Estienne is from Provence, southeastern France, but worked in Brittany, which is why his famous pastry is the kouign-amann (pronounced queen-ah-mahn), a wonder made of flour and butter. But we devoured the first pastry we saw, the canele, small tube-like and fluted on the sides; somebody said it’s not good if eaten the next day.
But we probably won’t mind eating the canele again the next day as we headed home, bringing orders of croissant and kouign-amann, to be relished with every bite in faraway Manila while wishing Tymad was just around the corner.
A former Cebu resident, who still maintains her place, recommended Seafood City at the Grand Convention Center, since there was an eat-all-you-can seafood for P685 per person. I usually am wary of those promises, but on seeing the clean aquariums and the fat, red shrimps on the table next to ours, we knew we were at the right place.
We had imbao tuwa (big white shells cooked in a slightly sour soup), baked oysters with butter (though I would have preferred them as is), a kilo of boiled shrimps, scallops cooked with bok choy, grilled jack or talakitok, and pork barbecue and pork inasal (grilled), which really didn’t have to be ordered.
Not included in the promo were the mud crabs, lobster and sea mantis; we decided to have the crabs because they looked good and fat—and they were.
You know how it is when you’ve ordered too much (takaw-tingin in Tagalog) and then can’t finish the food? This place—like the original Kamayan buffets—required “no leftovers,” or you pay the regular price. The meat had to be finished grudgingly, and we laughed as we tried to clear our table of orders.
One of our hosts was Lita Urbina, whose family owns and runs the Laguna group of restaurants in the city, with franchises in Cagayan de Oro and Dumaguete. We visited her flagship Café Laguna, which serves Filipino food amid a well-designed interior of wood and mirrors; and also Lemon Grass, the Thai-Vietnamese outlet.
Urbina is lucky that her children have now taken over the management of these outlets.
For more eating experience, we settled on Parilla, the latest restaurant located at a new development of Il Corso at the Southroad Properties. As the name suggests, the specialties are grilled food, including fish and lechon de Cebu, a must-have in this queen city of the South.
Essentially, we had sutokil variations—sugba, tola and kilaw of fish. We couldn’t get enough of green mangoes with bagoong, as well as the view of the sea which soothes tired bodies.
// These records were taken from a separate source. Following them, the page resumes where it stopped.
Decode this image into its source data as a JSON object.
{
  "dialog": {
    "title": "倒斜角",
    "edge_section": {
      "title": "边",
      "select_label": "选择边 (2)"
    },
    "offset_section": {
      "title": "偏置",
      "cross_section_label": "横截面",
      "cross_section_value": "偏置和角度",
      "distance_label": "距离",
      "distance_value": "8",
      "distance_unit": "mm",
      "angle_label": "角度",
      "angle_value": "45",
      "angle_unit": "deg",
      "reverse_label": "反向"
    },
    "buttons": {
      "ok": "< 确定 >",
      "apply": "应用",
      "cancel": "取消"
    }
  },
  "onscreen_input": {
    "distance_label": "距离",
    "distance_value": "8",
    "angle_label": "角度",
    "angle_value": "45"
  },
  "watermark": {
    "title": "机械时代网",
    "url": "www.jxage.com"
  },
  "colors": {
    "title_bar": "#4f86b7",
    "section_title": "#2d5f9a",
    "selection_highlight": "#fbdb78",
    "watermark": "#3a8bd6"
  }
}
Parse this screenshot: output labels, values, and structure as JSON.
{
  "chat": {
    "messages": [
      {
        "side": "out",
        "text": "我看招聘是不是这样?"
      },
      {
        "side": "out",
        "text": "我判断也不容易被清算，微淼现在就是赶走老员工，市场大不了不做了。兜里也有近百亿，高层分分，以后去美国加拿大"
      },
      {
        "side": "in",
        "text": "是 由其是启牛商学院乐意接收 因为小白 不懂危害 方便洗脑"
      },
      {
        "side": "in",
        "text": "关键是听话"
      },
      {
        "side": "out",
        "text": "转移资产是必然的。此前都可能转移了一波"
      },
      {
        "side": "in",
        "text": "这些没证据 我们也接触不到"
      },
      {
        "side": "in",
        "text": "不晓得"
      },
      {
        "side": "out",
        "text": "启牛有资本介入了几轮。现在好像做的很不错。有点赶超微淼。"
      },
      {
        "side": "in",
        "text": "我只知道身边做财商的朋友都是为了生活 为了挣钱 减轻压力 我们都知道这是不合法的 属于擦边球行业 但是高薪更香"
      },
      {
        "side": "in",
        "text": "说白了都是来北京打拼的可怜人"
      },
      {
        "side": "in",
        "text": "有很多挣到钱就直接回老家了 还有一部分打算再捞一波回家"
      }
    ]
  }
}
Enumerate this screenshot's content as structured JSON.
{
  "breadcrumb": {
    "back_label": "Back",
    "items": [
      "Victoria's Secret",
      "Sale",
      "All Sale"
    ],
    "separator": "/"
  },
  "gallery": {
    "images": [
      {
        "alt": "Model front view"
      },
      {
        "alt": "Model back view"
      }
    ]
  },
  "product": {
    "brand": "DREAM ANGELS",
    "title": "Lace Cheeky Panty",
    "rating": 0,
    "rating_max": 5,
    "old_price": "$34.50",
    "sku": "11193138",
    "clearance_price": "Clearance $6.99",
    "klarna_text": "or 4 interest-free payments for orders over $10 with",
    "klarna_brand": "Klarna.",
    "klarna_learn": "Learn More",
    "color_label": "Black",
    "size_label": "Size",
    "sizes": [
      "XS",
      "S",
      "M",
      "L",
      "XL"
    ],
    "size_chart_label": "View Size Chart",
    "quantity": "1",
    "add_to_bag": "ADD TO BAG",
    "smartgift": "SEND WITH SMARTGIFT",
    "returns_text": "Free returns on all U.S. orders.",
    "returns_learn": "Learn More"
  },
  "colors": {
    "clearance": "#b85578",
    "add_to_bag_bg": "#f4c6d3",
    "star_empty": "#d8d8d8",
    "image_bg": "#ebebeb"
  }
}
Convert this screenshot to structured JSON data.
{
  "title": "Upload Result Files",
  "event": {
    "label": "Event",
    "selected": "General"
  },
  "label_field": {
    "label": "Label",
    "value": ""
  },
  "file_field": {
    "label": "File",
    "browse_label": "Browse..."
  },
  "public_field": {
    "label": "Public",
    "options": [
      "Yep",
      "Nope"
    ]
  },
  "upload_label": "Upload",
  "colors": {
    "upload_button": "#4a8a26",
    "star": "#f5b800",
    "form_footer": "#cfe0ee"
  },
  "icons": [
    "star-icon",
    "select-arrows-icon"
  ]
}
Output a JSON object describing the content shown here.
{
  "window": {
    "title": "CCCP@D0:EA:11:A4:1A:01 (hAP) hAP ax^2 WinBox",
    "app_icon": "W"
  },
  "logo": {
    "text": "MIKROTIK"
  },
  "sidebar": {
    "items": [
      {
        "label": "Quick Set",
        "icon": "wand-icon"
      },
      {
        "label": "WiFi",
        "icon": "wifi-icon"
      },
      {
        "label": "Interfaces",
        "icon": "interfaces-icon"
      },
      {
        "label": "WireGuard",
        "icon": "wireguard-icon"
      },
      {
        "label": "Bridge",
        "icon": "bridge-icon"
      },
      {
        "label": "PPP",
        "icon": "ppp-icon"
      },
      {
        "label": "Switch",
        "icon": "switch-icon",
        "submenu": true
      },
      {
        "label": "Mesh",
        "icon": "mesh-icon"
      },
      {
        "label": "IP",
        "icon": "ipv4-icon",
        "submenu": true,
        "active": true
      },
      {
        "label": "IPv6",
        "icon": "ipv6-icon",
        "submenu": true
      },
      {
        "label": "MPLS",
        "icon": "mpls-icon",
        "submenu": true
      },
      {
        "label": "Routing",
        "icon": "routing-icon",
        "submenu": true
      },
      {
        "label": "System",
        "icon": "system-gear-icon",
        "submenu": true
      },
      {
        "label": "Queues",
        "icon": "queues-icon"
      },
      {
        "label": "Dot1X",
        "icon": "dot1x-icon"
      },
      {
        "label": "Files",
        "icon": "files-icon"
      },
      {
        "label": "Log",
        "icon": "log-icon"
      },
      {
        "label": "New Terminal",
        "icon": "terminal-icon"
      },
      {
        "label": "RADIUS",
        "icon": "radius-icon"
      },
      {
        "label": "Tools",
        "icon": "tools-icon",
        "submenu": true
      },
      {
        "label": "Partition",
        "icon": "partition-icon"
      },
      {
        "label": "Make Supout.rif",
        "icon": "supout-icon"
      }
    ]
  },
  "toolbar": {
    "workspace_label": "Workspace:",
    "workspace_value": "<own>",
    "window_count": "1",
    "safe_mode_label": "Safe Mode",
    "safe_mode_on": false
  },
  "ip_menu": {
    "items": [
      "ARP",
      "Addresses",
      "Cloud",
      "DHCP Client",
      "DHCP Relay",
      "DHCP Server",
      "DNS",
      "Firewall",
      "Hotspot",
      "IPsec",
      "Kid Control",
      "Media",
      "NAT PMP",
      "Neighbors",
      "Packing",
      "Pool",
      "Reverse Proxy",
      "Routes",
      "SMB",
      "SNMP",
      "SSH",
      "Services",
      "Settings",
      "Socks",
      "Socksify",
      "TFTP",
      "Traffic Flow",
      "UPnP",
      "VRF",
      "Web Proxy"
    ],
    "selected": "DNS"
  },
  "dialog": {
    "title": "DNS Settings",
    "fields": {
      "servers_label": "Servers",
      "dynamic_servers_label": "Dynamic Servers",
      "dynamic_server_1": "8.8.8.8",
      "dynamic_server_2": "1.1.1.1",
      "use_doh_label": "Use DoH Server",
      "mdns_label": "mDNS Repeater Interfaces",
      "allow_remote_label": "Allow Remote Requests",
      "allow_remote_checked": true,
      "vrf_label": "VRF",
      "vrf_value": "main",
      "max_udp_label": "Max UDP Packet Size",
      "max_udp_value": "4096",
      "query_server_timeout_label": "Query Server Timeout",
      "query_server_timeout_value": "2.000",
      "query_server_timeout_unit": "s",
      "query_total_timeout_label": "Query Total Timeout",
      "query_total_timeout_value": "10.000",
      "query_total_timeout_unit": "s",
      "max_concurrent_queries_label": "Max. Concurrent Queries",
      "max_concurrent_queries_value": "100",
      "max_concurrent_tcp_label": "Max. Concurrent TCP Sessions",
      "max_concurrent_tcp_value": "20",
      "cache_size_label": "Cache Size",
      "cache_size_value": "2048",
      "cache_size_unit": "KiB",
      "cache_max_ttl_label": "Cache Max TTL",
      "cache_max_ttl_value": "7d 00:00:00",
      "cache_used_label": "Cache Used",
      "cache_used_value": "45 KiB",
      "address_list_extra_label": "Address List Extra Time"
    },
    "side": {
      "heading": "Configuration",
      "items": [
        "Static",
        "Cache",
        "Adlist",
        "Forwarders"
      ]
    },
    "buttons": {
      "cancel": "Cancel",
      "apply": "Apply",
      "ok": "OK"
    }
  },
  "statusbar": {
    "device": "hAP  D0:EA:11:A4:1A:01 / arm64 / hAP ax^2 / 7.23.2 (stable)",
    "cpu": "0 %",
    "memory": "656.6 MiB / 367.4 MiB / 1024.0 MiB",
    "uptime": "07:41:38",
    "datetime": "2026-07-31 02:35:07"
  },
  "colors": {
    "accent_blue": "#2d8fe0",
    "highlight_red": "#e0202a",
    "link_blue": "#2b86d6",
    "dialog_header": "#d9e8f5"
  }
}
There are blue-and-white rocking chairs if you want to linger gazing into the horizon. I hope my name is on one of these chairs when I get back.